On May 21, 2019, CPD released a new report in partnership with the Economic Policy Institute (EPI), "Unchecked Corporate Power: Forced arbitration, the enforcement crisis, and how workers are fighting back.” The report highlights the important work that Make the Road NY, Working Washington, PCUN, Maine People's Alliance, Rights & Democracy, and other groups are leading to win new workplace protections and fight forced arbitration. Forced arbitration—or clauses in employment contracts that require workers to waive their right to sue their employer or participate in class-action litigation—is a serious threat to our gains on minimum wage, earned sick leave, fair workweek laws, and other core guarantees including anti-discrimination measures.

The report release date marked the one-year anniversary of the Supreme Court’s ruling on Epic Systems Corp. v. Lewis, which upheld the legality of forced arbitration. In the report, CPD and EPI assess that decision’s disastrous impact on working families and predict that by 2024, more than 80 percent of private-sector, nonunion workers will be blocked from court by forced arbitration clauses with class-action waivers. Without legal recourse, virtually all workers will have to rely on underfunded public worker-protection agencies to enforce their workplace rights. Our report includes new data showing that the resources and staffing of labor departments have shrunk at the federal level and in six states, even as the workforce has grown.

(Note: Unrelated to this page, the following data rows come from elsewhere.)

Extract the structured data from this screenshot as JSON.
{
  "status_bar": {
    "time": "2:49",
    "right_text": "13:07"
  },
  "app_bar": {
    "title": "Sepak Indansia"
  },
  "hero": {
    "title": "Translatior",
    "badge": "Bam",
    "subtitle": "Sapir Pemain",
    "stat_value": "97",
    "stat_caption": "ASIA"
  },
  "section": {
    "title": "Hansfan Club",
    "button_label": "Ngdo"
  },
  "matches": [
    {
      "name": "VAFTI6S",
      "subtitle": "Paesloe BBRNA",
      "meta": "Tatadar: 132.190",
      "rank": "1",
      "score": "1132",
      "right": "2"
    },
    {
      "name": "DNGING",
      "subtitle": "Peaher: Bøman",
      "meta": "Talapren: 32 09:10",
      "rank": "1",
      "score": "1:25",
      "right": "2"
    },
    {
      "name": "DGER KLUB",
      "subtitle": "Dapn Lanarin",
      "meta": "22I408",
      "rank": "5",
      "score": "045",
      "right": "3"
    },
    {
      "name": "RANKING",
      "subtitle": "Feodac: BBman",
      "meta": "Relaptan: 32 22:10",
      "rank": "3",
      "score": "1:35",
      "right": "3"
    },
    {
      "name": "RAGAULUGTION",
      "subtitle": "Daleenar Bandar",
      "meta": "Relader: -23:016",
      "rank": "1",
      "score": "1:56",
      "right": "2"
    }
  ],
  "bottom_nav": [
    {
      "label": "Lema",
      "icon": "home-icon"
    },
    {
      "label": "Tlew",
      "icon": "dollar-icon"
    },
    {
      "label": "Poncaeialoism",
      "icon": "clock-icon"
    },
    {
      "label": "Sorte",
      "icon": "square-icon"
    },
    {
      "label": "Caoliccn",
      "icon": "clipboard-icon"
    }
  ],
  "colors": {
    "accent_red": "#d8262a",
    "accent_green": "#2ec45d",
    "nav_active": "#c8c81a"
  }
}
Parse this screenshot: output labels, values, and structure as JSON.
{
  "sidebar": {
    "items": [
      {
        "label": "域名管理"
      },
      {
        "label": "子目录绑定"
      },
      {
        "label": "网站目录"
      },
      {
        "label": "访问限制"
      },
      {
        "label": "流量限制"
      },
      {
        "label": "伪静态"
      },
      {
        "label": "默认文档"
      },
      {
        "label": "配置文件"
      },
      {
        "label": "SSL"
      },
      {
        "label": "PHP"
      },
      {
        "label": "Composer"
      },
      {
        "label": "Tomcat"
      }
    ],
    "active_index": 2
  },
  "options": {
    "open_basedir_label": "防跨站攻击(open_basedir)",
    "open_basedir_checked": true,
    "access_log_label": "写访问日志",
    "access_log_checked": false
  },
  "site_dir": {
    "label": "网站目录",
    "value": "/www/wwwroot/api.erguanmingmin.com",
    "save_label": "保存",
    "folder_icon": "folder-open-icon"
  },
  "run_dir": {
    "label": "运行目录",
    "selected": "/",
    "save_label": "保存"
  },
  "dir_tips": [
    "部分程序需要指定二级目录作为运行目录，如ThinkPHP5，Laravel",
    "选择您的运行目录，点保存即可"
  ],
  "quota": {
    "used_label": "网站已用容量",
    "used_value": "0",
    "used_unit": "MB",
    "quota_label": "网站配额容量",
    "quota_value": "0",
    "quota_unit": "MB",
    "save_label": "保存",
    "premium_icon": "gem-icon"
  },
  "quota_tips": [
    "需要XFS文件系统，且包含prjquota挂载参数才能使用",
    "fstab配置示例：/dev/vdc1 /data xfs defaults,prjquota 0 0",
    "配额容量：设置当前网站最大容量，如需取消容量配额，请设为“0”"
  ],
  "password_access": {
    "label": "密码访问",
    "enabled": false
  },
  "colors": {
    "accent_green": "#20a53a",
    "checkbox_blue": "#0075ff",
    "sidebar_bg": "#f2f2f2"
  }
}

Although workers from tech companies including Google, Uber and Lyft have succeeded in pressing their employers to roll back some of their forced arbitration policies, the resulting company-by-company changes are extremely limited. To effectively and permanently restore the rights of millions of workers affected by forced arbitration, our report recommends two pieces of federal legislation, the Restoring Justice for Workers Act—which would overturn the Epic Systems ruling—and the Forced Arbitration Injustice Repeal (FAIR) Act, which would make forced arbitration clauses unenforceable. The report further details a whistleblower enforcement model that would authorize workers at the state level to initiate actions for violations of labor law and help public enforcement agencies partner with workers and community organizations.

Read or download the full report and read extended coverage of the report in CityLab, featuring Brenda Rojas, a PCUN member and first-generation college student in Salem, Oregon.